We finished infilling the interior walls of the cottage at the end of August. You typically want to give light clay straw a month or so to dry out completely. Fortunately, we had several things to do before plastering the walls:
1) Framing and infilling interior walls
2) Finishing the ceiling
3) (Building &) Installing Doors and Windows
4) Building the sleeping platform
5) Installing baseboards, trim and sills
Interior Wall Foundation and Subfloor
A few days after we finished infilling the exterior walls with light clay straw we started in on the interior walls. I built the form work using the 2x8s from the perimeter grade beam. The cottage will have a half bath and a sleeping nook. Here’s a Sketchup drawing of the interior plan.
The sleeping nook is a platform elevated about 12 inches above the finished floor. We’ll use 1×6 tongue groove boards for the platform surface. There will be long slide out drawers under the platform. We’ll put ship lap on the bottom half of the wall and apply earthen plaster to the upper portion.
The half bath will have small vanity and bucket compost toilet. We’ll frame the interior walls with 2×4 lumber and infill with cob. The half bath will have standard a 2 foot wide door.
Jean and Tom were my crew again for pouring the concrete grade beam. The form building and pouring process was almost identical to what we did for the perimeter grade beam.
Since the interior walls aren’t load bearing we the made rubble trench much shallower and the grade beam is only 6 inches wide rather than 8. We tied the interior grade beam to the perimeter grade beam by drilling into the perimeter and inserting rebar.
We’ll be installing an earthen floor in the main area and in the half bath. An earthen floor is composed of many layers of different materials, the first being several inches of gravel. We’ll build up materials until the finished floor height is ¾ of an inch above grade beam so you can see I have a ways to go. I will make another detailed post about earthen floors. Here’s a preview video about installing the floor.
Before framing the interior walls, I wanted to install the ceiling which will be 1×6 tongue and groove pine boards. I putting in R-19 fiberglass insulation batts between the rafters. I also had to run the rest of the wiring for overhead lights and fans.
I framed the walls fairly closely to my Sketchup design. After running the last of the wiring I infilled the walls with cob. I ran out of dirt towards the end so I finished up with light clay straw. I thought I might put a bottle window above the half bath door but a few days later I filled in the area with cob.
Doors and Windows
I built the front door. It’s a 2×4 framework with quarter inch plywood sheathing. I’m still working on the hexagonal window. I’ll take a deep dive into building the front door in a future video.
The windows two large windows are off the shelf aluminum double pane single hung windows. The half bath window is a vinyl awning window. The awning window was white but I primed it and painted it black. There are four transom windows that I’m still working. I’ll touch on them in a later video.

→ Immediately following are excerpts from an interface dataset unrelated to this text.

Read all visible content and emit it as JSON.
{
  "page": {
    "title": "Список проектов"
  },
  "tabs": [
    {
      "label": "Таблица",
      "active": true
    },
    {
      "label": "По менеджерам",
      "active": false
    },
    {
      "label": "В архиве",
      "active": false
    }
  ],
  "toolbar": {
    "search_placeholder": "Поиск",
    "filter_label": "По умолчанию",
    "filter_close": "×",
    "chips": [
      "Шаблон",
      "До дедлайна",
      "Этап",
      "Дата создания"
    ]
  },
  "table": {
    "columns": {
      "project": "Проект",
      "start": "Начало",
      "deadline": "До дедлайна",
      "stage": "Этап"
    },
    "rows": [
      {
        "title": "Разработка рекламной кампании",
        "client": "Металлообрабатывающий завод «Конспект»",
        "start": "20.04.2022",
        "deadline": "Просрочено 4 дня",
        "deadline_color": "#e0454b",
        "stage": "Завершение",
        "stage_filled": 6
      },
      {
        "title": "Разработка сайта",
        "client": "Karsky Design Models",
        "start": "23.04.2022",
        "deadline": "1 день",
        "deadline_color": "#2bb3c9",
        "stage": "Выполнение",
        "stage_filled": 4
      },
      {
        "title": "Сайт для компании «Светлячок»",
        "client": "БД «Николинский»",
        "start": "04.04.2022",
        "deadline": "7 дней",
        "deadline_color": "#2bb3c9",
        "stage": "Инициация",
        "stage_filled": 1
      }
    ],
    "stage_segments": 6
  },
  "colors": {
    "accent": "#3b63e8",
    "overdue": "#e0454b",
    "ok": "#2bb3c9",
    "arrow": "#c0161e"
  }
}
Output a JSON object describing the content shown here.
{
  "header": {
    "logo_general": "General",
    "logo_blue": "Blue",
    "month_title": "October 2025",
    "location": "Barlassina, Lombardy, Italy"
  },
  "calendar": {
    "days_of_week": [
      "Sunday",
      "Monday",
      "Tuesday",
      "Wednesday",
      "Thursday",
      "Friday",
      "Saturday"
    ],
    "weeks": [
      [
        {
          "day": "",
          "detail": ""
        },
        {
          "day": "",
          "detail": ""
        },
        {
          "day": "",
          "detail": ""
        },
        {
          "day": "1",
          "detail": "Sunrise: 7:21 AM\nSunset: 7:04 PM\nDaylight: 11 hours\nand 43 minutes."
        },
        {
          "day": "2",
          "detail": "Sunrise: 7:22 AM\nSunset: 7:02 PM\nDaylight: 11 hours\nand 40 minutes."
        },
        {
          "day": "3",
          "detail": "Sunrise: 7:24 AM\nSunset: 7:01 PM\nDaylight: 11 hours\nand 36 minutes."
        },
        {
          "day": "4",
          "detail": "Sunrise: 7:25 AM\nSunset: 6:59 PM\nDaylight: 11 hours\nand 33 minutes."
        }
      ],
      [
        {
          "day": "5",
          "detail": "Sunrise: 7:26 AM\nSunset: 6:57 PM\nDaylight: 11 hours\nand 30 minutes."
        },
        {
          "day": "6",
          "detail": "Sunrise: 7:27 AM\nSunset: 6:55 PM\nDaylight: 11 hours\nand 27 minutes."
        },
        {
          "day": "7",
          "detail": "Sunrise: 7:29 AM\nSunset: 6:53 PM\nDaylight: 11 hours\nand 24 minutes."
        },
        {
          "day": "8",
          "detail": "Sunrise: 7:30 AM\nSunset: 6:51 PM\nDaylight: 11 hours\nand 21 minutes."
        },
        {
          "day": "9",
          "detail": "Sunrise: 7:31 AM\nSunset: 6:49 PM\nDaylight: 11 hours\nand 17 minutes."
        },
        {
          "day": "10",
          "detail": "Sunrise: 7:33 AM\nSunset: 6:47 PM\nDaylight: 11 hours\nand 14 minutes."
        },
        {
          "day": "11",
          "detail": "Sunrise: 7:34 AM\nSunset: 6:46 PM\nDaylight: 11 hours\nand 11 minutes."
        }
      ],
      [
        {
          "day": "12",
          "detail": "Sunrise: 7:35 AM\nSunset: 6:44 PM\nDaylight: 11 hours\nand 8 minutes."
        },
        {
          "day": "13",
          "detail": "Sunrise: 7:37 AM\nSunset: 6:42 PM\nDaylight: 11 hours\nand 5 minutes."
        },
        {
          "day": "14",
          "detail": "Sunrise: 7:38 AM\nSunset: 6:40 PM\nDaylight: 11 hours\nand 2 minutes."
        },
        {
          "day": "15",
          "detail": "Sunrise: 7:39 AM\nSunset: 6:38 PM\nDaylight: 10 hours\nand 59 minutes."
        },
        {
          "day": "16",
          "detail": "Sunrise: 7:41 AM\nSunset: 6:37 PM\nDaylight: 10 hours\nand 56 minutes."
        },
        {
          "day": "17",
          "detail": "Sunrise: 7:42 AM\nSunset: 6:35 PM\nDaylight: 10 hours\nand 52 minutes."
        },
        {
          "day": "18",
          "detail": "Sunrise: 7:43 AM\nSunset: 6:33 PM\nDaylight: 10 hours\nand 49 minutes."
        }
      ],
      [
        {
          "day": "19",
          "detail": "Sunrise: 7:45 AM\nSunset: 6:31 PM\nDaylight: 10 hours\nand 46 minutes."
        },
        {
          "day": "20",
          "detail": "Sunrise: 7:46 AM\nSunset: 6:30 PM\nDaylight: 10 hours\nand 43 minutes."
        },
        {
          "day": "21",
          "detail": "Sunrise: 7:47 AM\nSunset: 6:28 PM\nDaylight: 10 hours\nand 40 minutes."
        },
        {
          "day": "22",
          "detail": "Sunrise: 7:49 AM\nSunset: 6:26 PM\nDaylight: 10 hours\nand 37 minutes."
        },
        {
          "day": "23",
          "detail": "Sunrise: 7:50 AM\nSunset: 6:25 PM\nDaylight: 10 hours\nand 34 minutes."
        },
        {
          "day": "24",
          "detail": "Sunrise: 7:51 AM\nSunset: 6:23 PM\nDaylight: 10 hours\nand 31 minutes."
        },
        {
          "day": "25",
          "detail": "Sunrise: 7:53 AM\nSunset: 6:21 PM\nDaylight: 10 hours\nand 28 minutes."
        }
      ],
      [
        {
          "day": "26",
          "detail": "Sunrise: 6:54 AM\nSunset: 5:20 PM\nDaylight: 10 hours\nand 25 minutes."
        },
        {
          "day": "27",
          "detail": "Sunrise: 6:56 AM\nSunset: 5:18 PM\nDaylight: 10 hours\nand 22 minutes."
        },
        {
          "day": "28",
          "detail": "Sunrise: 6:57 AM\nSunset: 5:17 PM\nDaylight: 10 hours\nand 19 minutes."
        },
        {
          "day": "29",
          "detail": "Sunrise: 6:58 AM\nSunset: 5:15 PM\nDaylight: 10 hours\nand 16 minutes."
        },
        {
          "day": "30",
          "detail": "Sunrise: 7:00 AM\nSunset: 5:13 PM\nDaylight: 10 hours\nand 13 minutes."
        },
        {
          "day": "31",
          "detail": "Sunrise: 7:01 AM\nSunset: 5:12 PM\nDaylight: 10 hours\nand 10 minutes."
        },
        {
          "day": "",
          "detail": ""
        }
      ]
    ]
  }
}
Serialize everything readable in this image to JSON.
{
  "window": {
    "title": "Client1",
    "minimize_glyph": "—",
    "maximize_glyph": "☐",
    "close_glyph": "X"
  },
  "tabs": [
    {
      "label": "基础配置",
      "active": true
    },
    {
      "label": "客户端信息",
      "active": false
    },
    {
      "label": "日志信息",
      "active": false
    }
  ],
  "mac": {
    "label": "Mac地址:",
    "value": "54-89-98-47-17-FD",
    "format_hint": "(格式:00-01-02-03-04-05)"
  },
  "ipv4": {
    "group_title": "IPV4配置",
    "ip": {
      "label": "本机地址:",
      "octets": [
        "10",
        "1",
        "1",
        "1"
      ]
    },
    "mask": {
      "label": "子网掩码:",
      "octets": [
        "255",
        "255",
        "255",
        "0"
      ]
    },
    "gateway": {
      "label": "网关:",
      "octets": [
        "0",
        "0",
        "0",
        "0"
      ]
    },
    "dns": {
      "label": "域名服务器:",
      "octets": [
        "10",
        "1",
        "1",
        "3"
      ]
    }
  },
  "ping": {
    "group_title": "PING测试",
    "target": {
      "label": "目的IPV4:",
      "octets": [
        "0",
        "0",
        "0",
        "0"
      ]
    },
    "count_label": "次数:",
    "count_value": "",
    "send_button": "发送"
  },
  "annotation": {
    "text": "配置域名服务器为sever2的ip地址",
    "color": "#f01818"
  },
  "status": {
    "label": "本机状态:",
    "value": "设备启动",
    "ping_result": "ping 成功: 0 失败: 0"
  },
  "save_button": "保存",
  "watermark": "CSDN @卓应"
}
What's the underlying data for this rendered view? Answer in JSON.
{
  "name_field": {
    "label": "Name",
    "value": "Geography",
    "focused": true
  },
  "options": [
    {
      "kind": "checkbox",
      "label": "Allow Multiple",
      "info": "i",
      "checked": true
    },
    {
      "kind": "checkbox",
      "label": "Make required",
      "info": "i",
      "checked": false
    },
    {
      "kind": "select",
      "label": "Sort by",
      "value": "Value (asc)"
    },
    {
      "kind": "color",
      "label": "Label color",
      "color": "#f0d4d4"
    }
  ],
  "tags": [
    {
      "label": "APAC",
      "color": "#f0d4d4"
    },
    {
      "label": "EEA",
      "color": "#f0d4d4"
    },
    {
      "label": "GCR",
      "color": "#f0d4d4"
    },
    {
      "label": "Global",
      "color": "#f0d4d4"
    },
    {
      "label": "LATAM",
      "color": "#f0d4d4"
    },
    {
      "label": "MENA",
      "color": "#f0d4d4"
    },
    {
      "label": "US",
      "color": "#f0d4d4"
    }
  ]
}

The Sleeping Nook
I framed the sleeping nook platform like a deck hanging 2x4s with joist hangers. There’s a lower set of joist hangers that will support the hardware for the underbed storage. I fastened the 1×6 tongue and groove boards to the joists with trim screws.
Earthen plaster will sometimes dust off if you brush against it. The nook is only about six inches wider than a queen sized mattress so I decided to install shiplap about half way up the wall to prevent dust winding up in the bed. The shiplap will also serve as a headboard. Tongue and groove and ship lap boards only come in 8 and 12 foot lengths so I was extremely fortunate that all my measurements work out so that there was little waste.
Baseboards, Trims and Sills
After building the timber frame cabin I discovered that it was much easier to install baseboards and all the trim work before plastering the walls. All of my baseboards and trim are ¾ of an inch thick. The finished plaster will be ½ to ¾ of an inch thick. The trim is good guide to maintain a consistent plaster thickness. It’s also easier to apply plaster to the trim rather than to the ceiling and/or floor.
I also installed horizontal furring strips in the kitchen at 36”, 60” and 84” (above finished floor height). These will provide me good connection points and ensure the wall is good and flat for the kitchen upper and lower cabinets.
Here are a couple of other tips for prepping for earthen plaster:
1) Staple burlap onto your window and door headers and any other place where you have large sections of wood. This will provide a good mechanical key for your plaster.
2) Put a screw or nail into each of your studs at a consistent height. I like to use my shoulder, waist or knee as reference points. Stud finders can’t find a stud buried in a cob or light clay straw wall but it can detect the buried screw or nail.